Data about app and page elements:
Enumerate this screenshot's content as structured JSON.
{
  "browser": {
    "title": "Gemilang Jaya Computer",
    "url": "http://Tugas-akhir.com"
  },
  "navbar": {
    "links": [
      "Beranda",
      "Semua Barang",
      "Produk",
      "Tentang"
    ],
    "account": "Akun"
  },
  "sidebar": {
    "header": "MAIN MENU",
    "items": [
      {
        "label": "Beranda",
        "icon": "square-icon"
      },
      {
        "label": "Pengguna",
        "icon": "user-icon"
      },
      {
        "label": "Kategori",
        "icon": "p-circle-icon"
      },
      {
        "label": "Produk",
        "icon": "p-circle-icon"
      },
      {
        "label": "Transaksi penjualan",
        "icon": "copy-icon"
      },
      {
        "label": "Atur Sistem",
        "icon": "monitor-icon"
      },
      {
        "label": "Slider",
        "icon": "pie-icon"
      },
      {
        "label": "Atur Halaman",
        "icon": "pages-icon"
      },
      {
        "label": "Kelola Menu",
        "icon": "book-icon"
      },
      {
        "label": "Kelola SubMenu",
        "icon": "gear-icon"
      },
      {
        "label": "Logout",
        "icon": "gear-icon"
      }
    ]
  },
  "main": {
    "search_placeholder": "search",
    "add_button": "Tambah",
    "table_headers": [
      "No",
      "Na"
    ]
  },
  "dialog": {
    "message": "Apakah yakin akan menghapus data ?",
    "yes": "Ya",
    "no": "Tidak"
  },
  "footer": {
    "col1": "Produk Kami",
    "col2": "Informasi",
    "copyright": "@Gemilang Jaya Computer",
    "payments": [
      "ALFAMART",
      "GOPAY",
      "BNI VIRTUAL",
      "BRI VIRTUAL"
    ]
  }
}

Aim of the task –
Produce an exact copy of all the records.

Output for this task –
Enumerate this screenshot's content as structured JSON.
{
  "browser": {
    "title": "Gemilang Jaya Computer",
    "url": "http://Tugas-akhir.com"
  },
  "navbar": {
    "links": [
      "Beranda",
      "Semua Barang",
      "Produk",
      "Tentang"
    ],
    "account": "Akun"
  },
  "sidebar": {
    "header": "MAIN MENU",
    "items": [
      {
        "label": "Beranda",
        "icon": "square-icon"
      },
      {
        "label": "Pengguna",
        "icon": "user-icon"
      },
      {
        "label": "Kategori",
        "icon": "p-circle-icon"
      },
      {
        "label": "Produk",
        "icon": "p-circle-icon"
      },
      {
        "label": "Transaksi penjualan",
        "icon": "copy-icon"
      },
      {
        "label": "Atur Sistem",
        "icon": "monitor-icon"
      },
      {
        "label": "Slider",
        "icon": "pie-icon"
      },
      {
        "label": "Atur Halaman",
        "icon": "pages-icon"
      },
      {
        "label": "Kelola Menu",
        "icon": "book-icon"
      },
      {
        "label": "Kelola SubMenu",
        "icon": "gear-icon"
      },
      {
        "label": "Logout",
        "icon": "gear-icon"
      }
    ]
  },
  "main": {
    "search_placeholder": "search",
    "add_button": "Tambah",
    "table_headers": [
      "No",
      "Na"
    ]
  },
  "dialog": {
    "message": "Apakah yakin akan menghapus data ?",
    "yes": "Ya",
    "no": "Tidak"
  },
  "footer": {
    "col1": "Produk Kami",
    "col2": "Informasi",
    "copyright": "@Gemilang Jaya Computer",
    "payments": [
      "ALFAMART",
      "GOPAY",
      "BNI VIRTUAL",
      "BRI VIRTUAL"
    ]
  }
}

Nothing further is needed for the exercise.